Activity
Give all of the records again. Match them exactly.
───── The data
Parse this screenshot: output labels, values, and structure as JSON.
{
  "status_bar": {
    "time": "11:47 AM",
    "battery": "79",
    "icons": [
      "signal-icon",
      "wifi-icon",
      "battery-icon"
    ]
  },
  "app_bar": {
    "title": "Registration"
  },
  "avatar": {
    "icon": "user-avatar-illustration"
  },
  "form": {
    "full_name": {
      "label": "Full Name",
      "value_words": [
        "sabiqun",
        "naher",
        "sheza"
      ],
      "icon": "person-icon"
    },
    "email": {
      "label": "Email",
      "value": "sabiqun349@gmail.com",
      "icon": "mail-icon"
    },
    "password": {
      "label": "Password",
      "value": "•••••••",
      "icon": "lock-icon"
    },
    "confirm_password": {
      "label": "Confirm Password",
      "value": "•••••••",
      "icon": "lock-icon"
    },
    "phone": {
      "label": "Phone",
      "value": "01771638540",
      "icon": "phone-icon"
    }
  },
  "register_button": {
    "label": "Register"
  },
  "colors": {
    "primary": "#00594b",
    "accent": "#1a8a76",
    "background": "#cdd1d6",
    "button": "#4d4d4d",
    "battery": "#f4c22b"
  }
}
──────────
Written reply
Parse this screenshot: output labels, values, and structure as JSON.
{
  "status_bar": {
    "time": "11:47 AM",
    "battery": "79",
    "icons": [
      "signal-icon",
      "wifi-icon",
      "battery-icon"
    ]
  },
  "app_bar": {
    "title": "Registration"
  },
  "avatar": {
    "icon": "user-avatar-illustration"
  },
  "form": {
    "full_name": {
      "label": "Full Name",
      "value_words": [
        "sabiqun",
        "naher",
        "sheza"
      ],
      "icon": "person-icon"
    },
    "email": {
      "label": "Email",
      "value": "sabiqun349@gmail.com",
      "icon": "mail-icon"
    },
    "password": {
      "label": "Password",
      "value": "•••••••",
      "icon": "lock-icon"
    },
    "confirm_password": {
      "label": "Confirm Password",
      "value": "•••••••",
      "icon": "lock-icon"
    },
    "phone": {
      "label": "Phone",
      "value": "01771638540",
      "icon": "phone-icon"
    }
  },
  "register_button": {
    "label": "Register"
  },
  "colors": {
    "primary": "#00594b",
    "accent": "#1a8a76",
    "background": "#cdd1d6",
    "button": "#4d4d4d",
    "battery": "#f4c22b"
  }
}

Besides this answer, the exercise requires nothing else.